- [WHAT THE TASK ASKS] Repeat everything in the listing below. Keep each line exact.

*** Block opens ***

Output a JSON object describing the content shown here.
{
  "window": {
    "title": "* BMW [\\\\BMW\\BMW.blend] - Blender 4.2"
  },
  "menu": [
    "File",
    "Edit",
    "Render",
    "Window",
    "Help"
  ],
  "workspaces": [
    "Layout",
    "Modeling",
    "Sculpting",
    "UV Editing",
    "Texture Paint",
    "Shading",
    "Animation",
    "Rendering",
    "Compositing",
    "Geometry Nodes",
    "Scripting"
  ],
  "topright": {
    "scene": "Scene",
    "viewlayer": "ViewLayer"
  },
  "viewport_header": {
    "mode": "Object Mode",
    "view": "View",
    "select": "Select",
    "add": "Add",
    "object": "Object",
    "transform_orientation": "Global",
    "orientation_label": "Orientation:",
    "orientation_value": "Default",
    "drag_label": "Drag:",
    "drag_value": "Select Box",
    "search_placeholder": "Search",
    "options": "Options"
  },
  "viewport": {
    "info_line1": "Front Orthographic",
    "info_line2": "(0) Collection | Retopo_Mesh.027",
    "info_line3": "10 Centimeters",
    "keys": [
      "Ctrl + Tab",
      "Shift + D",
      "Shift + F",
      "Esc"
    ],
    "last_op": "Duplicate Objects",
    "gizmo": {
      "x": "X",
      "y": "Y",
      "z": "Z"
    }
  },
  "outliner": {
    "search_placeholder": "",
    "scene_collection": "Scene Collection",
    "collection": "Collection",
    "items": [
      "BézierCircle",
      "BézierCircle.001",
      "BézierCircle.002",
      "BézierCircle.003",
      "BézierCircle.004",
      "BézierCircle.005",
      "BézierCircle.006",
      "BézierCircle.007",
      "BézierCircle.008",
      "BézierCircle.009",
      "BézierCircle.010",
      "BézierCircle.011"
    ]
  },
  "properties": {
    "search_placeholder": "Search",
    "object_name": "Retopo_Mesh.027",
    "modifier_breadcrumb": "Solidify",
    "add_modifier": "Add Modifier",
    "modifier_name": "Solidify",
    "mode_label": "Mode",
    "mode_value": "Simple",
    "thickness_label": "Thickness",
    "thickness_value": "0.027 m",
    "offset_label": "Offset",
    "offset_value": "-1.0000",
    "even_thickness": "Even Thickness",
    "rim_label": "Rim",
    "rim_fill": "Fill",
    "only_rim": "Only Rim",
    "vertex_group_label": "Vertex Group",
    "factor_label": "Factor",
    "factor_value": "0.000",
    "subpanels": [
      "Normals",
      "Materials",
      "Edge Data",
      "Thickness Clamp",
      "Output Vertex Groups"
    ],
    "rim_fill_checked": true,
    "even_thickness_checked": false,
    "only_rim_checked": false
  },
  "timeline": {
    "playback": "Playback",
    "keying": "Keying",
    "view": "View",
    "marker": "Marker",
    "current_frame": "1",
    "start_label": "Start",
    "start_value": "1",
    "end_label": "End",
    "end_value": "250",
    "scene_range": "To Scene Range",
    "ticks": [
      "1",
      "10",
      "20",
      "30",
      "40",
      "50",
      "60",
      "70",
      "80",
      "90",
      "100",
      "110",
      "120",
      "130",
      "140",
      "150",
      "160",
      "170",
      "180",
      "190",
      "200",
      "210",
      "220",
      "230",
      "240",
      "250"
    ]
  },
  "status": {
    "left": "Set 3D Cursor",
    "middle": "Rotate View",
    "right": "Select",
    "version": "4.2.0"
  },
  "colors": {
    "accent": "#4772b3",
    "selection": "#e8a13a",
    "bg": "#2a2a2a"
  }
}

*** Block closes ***

- [SOLUTION TO THIS TASK]
Output a JSON object describing the content shown here.
{
  "window": {
    "title": "* BMW [\\\\BMW\\BMW.blend] - Blender 4.2"
  },
  "menu": [
    "File",
    "Edit",
    "Render",
    "Window",
    "Help"
  ],
  "workspaces": [
    "Layout",
    "Modeling",
    "Sculpting",
    "UV Editing",
    "Texture Paint",
    "Shading",
    "Animation",
    "Rendering",
    "Compositing",
    "Geometry Nodes",
    "Scripting"
  ],
  "topright": {
    "scene": "Scene",
    "viewlayer": "ViewLayer"
  },
  "viewport_header": {
    "mode": "Object Mode",
    "view": "View",
    "select": "Select",
    "add": "Add",
    "object": "Object",
    "transform_orientation": "Global",
    "orientation_label": "Orientation:",
    "orientation_value": "Default",
    "drag_label": "Drag:",
    "drag_value": "Select Box",
    "search_placeholder": "Search",
    "options": "Options"
  },
  "viewport": {
    "info_line1": "Front Orthographic",
    "info_line2": "(0) Collection | Retopo_Mesh.027",
    "info_line3": "10 Centimeters",
    "keys": [
      "Ctrl + Tab",
      "Shift + D",
      "Shift + F",
      "Esc"
    ],
    "last_op": "Duplicate Objects",
    "gizmo": {
      "x": "X",
      "y": "Y",
      "z": "Z"
    }
  },
  "outliner": {
    "search_placeholder": "",
    "scene_collection": "Scene Collection",
    "collection": "Collection",
    "items": [
      "BézierCircle",
      "BézierCircle.001",
      "BézierCircle.002",
      "BézierCircle.003",
      "BézierCircle.004",
      "BézierCircle.005",
      "BézierCircle.006",
      "BézierCircle.007",
      "BézierCircle.008",
      "BézierCircle.009",
      "BézierCircle.010",
      "BézierCircle.011"
    ]
  },
  "properties": {
    "search_placeholder": "Search",
    "object_name": "Retopo_Mesh.027",
    "modifier_breadcrumb": "Solidify",
    "add_modifier": "Add Modifier",
    "modifier_name": "Solidify",
    "mode_label": "Mode",
    "mode_value": "Simple",
    "thickness_label": "Thickness",
    "thickness_value": "0.027 m",
    "offset_label": "Offset",
    "offset_value": "-1.0000",
    "even_thickness": "Even Thickness",
    "rim_label": "Rim",
    "rim_fill": "Fill",
    "only_rim": "Only Rim",
    "vertex_group_label": "Vertex Group",
    "factor_label": "Factor",
    "factor_value": "0.000",
    "subpanels": [
      "Normals",
      "Materials",
      "Edge Data",
      "Thickness Clamp",
      "Output Vertex Groups"
    ],
    "rim_fill_checked": true,
    "even_thickness_checked": false,
    "only_rim_checked": false
  },
  "timeline": {
    "playback": "Playback",
    "keying": "Keying",
    "view": "View",
    "marker": "Marker",
    "current_frame": "1",
    "start_label": "Start",
    "start_value": "1",
    "end_label": "End",
    "end_value": "250",
    "scene_range": "To Scene Range",
    "ticks": [
      "1",
      "10",
      "20",
      "30",
      "40",
      "50",
      "60",
      "70",
      "80",
      "90",
      "100",
      "110",
      "120",
      "130",
      "140",
      "150",
      "160",
      "170",
      "180",
      "190",
      "200",
      "210",
      "220",
      "230",
      "240",
      "250"
    ]
  },
  "status": {
    "left": "Set 3D Cursor",
    "middle": "Rotate View",
    "right": "Select",
    "version": "4.2.0"
  },
  "colors": {
    "accent": "#4772b3",
    "selection": "#e8a13a",
    "bg": "#2a2a2a"
  }
}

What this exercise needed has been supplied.